  • Nava’s top key things in order to get to an accelerator that is right for you: know yourself (as in what you want), really understand the costs, and read the contract! (especially if you can’t hire a lawyer).

Links to resources:

Connect with guest:

FIP 103: Do accelerators actually work? A look into the evidence, with Emily Eastman of GALI

This week on the Finding Impact Podcast, we are kicking off a new 3-part series about accelerators for early stage social enterprises. We are talking with Emily Eastman, Global Partnerships Manager at Global Accelerator Learning Initiative (GALI), who has been working on the leading edge of accelerators for social impact. In this episode, we look at the overall evidence on the effectiveness of accelerators in helping entrepreneurs grow early stage companies – what makes for a great accelerator, how entrepreneurs can choose the right accelerator and the pros and cons of accelerators.

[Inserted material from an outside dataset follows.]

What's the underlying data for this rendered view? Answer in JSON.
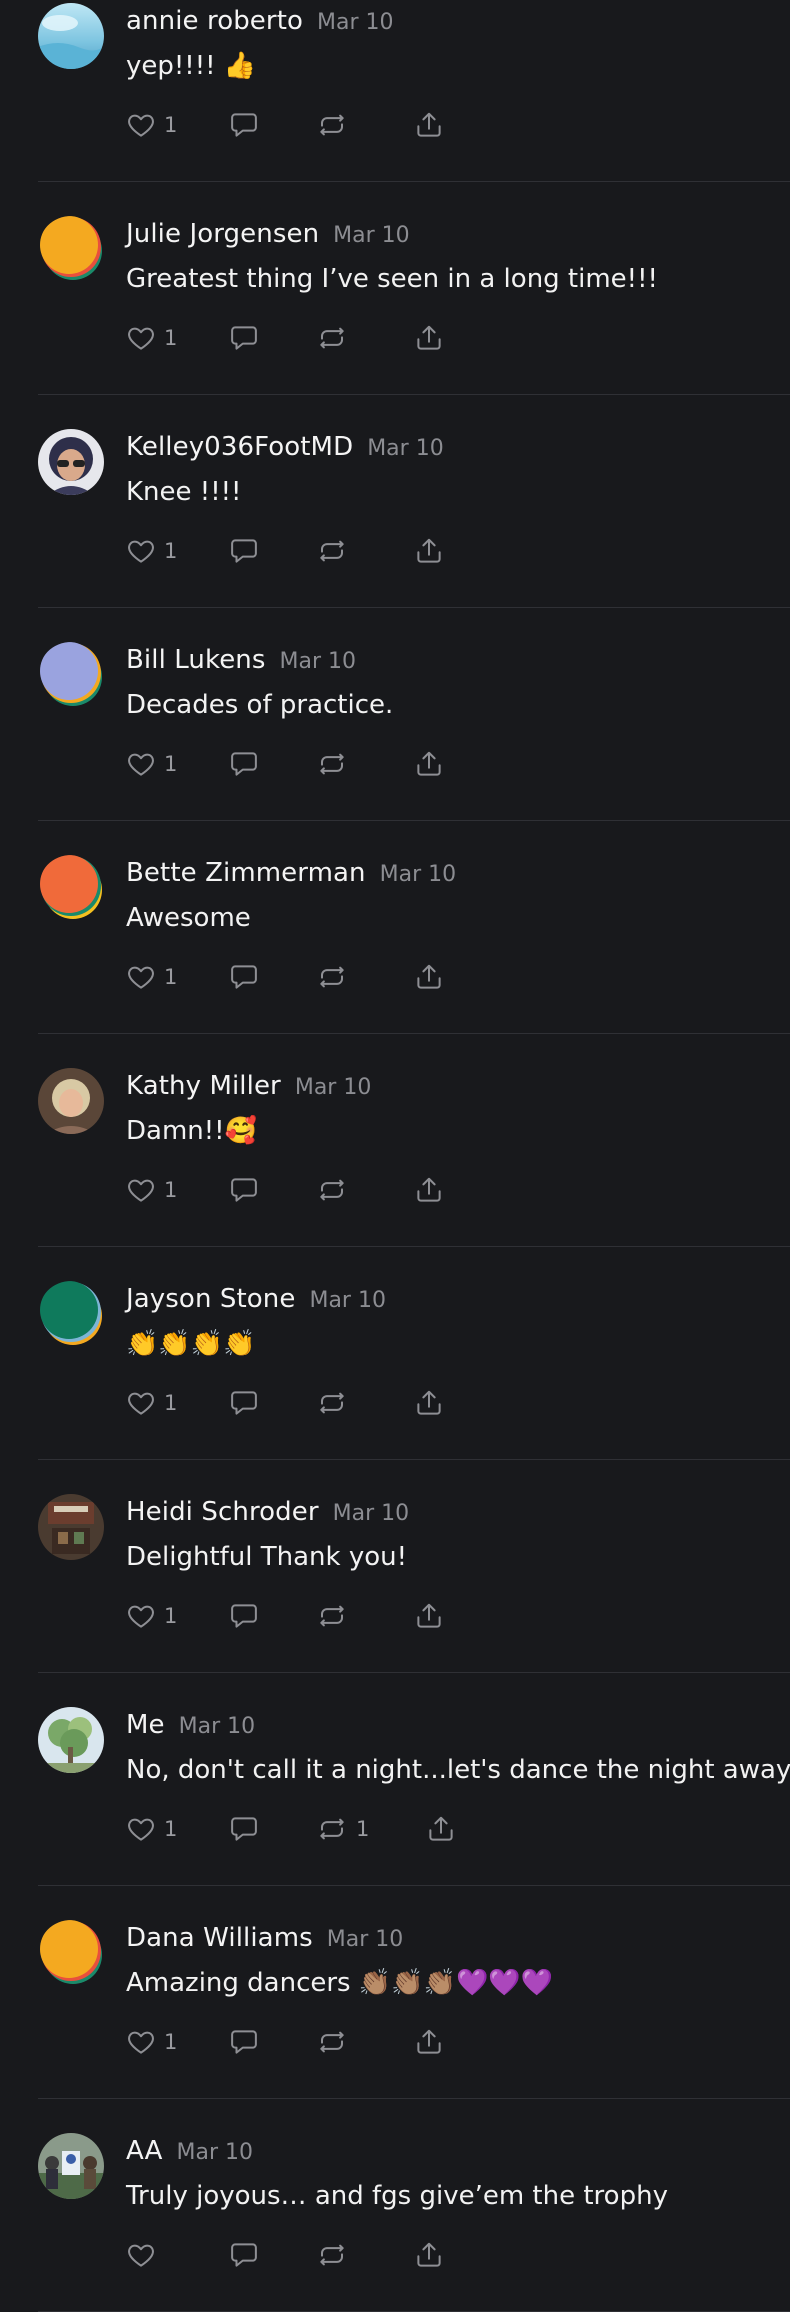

On this podcast, you will learn:

  • How GALI was formed as a collaboration between the Aspen Network of Development Entrepreneurs (ANDE) and Emory University, to do research on the effectiveness or true impact of accelerators across the globe. GALI works with individual accelerators to track their specific programmatic impact as well as study the larger research questions on how accelerators are working and how can they be made better.
  • How accelerators help in the growth of start-up businesses by running programs for early stage ventures through a selection process and providing support in areas such as finance, marketing, raising investments, business model, etc.
  • GALI collects standardized baseline data on accelerator applicants and performs analysis on accelerator cohorts versus the un-selected applicants to figure out the progress of the each of these groups – do cohort ventures grow faster and quicker than their un-selected counterparts. GALI publishes insights and reports from such research periodically as well as the full anonymized data set from over 19000 applicants to accelerator programs across the world.
  • Why it’s important for social enterprises to choose accelerator programs aligned to their needs and goals, such as: business growth focus, or social impact focus such as creating jobs, or environmental impact, etc. Online tools such provide an accelerator selection tool for social enterprises to filter accelerator programs based on sector, geography, and focus areas.
  • GALI’s research points out that accelerators grow ventures much faster than their un-selected counterparts. The best accelerator programs have a perfect combination of 3 things – knowledge, networks, and capital and the greatest benefit that accelerators bring to ventures is their ability to challenge business models and help ventures fail or pivot faster.
  • A study conducted by GALI with Village Capital found out that high performing accelerator programs emphasized quality over quantity and had the following similar characteristics: smaller applicant pools, more targeted in recruitment, more practical and hands-on guidance than mere lectures, thus leading to stronger cohorts compared with the lower performing accelerator programs.
  • How accelerators such as Echoing Green have been able to recruit and build stronger cohorts because of a blind selection process, that removes biases in selection, such as gender, ethnicity, etc. Similarly, YGAP, a development accelerator based in Australia considers various aspects of gender biases across their applicant pools, mentor pools and actively looks out to recruit women across all program areas. Another example is that of SheEO that builds women-only cohorts as part of their accelerator programs.
  • Finally, accelerators themselves are constantly pivoting and changing their programs just like startups to address different focus areas or emerging markets, while providing pre- and post-acceleration services tailored to their markets. A healthy dose of competitiveness and collaboration is thus extremely important within accelerator programs to improve their overall effectiveness.

Links to Resources:

Connect with Emily: